I had stocked a backpack with Plano boxes filled with every lure I thought might work, from buck tail jigs to top water poppers. The first sign of life I found under the NACA Cut Bridge was a palmetto bug (Keys-speak for cockroach) the size of a Chihuahua.
The instant the bait crossed the shadow line, I felt a sharp rap on the rod tip and I set the hook. I’d heard tarpon had bony mouths, so on my next hit, I decided I would set the hook a few times to make sure the point made it through the fish’s hard lips.
When another, larger tarpon came blasting out of the water and the hook held, I was confident that as long as I didn’t break the line, the fish was mine. The fish launched its entire body out of the water, putting itself at eye level with me, and twisted and shook until the loud reentry.
Throughout the trip, the only fishermen I saw at night were using gigantic conventional reels and telephone-pole stiff rods in hopes that a shark would find their bait (which usually consisted of a large jack or stingray). The author and his cousin Liam Callahan teamed up to catch this feisty bonnet head shark from the Channel 5 Bridge. During the days, I continued to fish jigs from and around the bridges.
I stuck to shrimp, since the crabs were expensive at a couple bucks a pop, and most fishermen used them for flats or permit fishing anyhow. Small snappers, groupers, spade fish and look downs began attacking the bait as soon as it hit bottom.
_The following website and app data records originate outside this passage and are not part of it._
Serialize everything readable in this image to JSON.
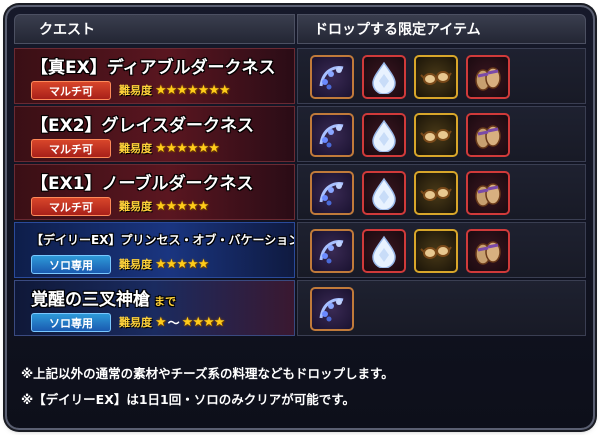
{
  "header": {
    "quest_col": "クエスト",
    "drops_col": "ドロップする限定アイテム"
  },
  "difficulty_label": "難易度",
  "rows": [
    {
      "title": "【真EX】ディアブルダークネス",
      "mode": "マルチ可",
      "stars": "★★★★★★★",
      "items": [
        "chain",
        "gem",
        "glasses",
        "sandals"
      ]
    },
    {
      "title": "【EX2】グレイスダークネス",
      "mode": "マルチ可",
      "stars": "★★★★★★",
      "items": [
        "chain",
        "gem",
        "glasses",
        "sandals"
      ]
    },
    {
      "title": "【EX1】ノーブルダークネス",
      "mode": "マルチ可",
      "stars": "★★★★★",
      "items": [
        "chain",
        "gem",
        "glasses",
        "sandals"
      ]
    },
    {
      "title": "【デイリーEX】プリンセス・オブ・バケーション",
      "mode": "ソロ専用",
      "stars": "★★★★★",
      "items": [
        "chain",
        "gem",
        "glasses",
        "sandals"
      ]
    },
    {
      "title": "覚醒の三叉神槍",
      "title_suffix": "まで",
      "mode": "ソロ専用",
      "stars_min": "★",
      "stars_sep": "〜",
      "stars_max": "★★★★",
      "items": [
        "chain"
      ]
    }
  ],
  "notes": [
    "※上記以外の通常の素材やチーズ系の料理などもドロップします。",
    "※【デイリーEX】は1日1回・ソロのみクリアが可能です。"
  ],
  "colors": {
    "accent_gold": "#ffd23a",
    "multi_badge": "#d8462a",
    "solo_badge": "#2e9ad8"
  },
  "icons": [
    "chain-of-pendants-icon",
    "water-drop-gem-icon",
    "sunglasses-icon",
    "sandals-icon"
  ]
}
On my last night, with a bright full moon, I hoped to find well-defined shadow lines even on the unlit bridges. It took a minute for my eyes to adjust, but when they did, I could easily make out the shapes of tarpon sitting in the shadow line directly beneath me.
A great option for fishermen is Bud n’ Mary’s Marina (www.budnmarys.com), which offers accommodations ranging from motel rooms at $120 a night to weekly cottage and houseboat rentals. My first thought was “shark,” but when a needle fish swam by with the current and the fish rolled on its side and ate the bait on the surface with a loud whoosh, I could clearly see it.
While my rod and reel had managed to land some tarpon in the 15- to 40-pound range, hooking this giant would have been an exercise in futility. This sight- fishing continued through the tide, and I lost count of the number of tarpon I hooked, managing to land seven of them.
By the time I got back to the Northeast, the stripes were steadily making their way up the coast and the first reports of big blues had already trickled in. The Keys in the early spring was a great way to get a head start on the fishing season, and overall, not a very expensive trip, especially if you do a little research before booking your flight, room and rental car.